Rachel, a daughter to a prominent American researcher, is hesitant to accept her friend’s request.  Her father’s research has shown the power of eugenics and she isn’t quite sure where she stands.  Her friend must be over-reacting.  After a spin of events, Rachel is forced to flee and enter hiding herself along with the deaf Amelie.   Saving Amelie knits together a beautiful story of individuals learning to love and sacrifice despite the risks.  It is the story of people learning to look beyond their needs to help a stranger, sister, and friend.  The words of this book, while they were powerful, made me see the importance of looking beyond my own needs in all circumstances.

History enthusiasts and non-history-enthusiasts will unite within the pages of Saving Amelie because every soul – regardless of age, gender, and race – has value.  It doesn’t matter when, where, or how – this value exists.  I walked away from this book with a renewed desire to teach my children the importance of respecting the people that surround us.  The only “true crime” against humanity is committed when we fail to honor the light, the life, and the love of the souls that surround us on a daily basis.  We are created equal in the eyes of God, and we must strive to remember that in all times, in all things, and in all places.

 

–Book was provided by Tyndale House for my honest review.

Lassoed in Texas by Mary Connealy

9781620294628_p0_v1_s260x420Cafe Rio and Mary Connealy are two of my favorite nouns.

Cafe Rio – as you may know – creates amazing taco salads. I would do just about anything for their grub.

Mary Connealy is an amazing author. I had the opportunity to read the first two books of her Lassoed in Texas series – Petticoat Ranch and Calico Canyon – over the holidays. Squeal. These books have permanently plastered a smile on my face.

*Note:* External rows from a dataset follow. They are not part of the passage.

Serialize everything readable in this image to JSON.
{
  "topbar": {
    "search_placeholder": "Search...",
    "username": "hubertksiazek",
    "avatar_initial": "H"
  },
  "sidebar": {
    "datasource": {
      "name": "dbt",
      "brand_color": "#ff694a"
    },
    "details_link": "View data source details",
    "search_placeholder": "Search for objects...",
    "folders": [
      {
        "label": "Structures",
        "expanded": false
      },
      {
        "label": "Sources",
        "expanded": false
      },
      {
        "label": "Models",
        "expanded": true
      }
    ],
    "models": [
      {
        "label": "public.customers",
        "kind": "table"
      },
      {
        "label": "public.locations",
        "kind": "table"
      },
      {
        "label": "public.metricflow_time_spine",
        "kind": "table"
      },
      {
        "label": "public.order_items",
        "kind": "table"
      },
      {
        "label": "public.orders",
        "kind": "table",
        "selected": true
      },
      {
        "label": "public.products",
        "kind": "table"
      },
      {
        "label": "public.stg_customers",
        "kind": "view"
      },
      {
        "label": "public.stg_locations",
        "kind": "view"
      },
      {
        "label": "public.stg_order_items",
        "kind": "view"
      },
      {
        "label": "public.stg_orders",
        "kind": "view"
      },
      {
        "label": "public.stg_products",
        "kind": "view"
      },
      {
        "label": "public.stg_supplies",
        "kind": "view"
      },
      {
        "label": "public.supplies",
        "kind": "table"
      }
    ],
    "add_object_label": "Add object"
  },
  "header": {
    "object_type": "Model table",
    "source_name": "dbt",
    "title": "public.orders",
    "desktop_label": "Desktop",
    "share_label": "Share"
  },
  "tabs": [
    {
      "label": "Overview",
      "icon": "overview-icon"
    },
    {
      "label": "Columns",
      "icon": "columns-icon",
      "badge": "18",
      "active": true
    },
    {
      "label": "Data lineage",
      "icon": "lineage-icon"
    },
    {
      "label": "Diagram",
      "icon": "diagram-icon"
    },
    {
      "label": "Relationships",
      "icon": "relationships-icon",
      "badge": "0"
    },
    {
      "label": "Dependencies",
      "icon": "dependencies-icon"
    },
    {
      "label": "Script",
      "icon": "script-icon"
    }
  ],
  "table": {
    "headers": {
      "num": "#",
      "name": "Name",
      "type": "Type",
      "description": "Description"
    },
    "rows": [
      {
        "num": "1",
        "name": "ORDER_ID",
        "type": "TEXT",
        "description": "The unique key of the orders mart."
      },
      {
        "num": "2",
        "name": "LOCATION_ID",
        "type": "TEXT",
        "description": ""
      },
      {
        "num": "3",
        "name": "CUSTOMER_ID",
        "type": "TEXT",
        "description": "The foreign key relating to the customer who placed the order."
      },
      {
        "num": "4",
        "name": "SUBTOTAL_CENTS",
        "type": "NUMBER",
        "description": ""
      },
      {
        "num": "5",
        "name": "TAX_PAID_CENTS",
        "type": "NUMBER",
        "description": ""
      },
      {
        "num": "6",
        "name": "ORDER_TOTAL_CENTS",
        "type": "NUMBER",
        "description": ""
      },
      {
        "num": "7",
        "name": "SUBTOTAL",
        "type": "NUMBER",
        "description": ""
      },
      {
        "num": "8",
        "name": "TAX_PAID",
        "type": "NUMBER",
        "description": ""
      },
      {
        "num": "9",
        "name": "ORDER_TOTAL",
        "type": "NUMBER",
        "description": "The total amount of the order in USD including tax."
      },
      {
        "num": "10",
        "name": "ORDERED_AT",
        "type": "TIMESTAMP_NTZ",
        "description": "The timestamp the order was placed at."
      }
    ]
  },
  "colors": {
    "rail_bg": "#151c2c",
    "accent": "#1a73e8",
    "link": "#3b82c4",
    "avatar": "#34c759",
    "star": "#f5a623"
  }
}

The parenting/child relationships in these two books are incredible. Petticoat Ranch welcomes a step-father into an all-girl-household while Calico Canyon introduces an uptight school marm into an all-boy-household. Holy crap it was fun. Mary did a fabulous job at detailing what it is like to raise boys. I found myself wanting to shout “hallelujah!” because someone out there understands what my life is like. I found myself sticking post-it notes to all the “good parts” so that I could share them with my husband. A lot of post-it notes were used in the process and date night (thanks to these books) was *amazing*! We both have a deep appreciation for Adam’s number one rule.

I love a good clean romance that increases my gratitude for my husband and my family and these books fit the bill. The romance is sweet and clean and inspirational. And Texas fiction – I love you.

Santa made a surprise visit tonight when I discovered the Lassoed in Texas Trilogy on my kindle for $2.99! And if life couldn’t get any better than that, I learned that salad dressing at Cafe Rio can be purchased by the pint. The pint! Heaven has arrived.

With the Lassoed in Texas Trilogy on my kindle and an entire PINT of dressing in my refrigerator – my weekend is calling.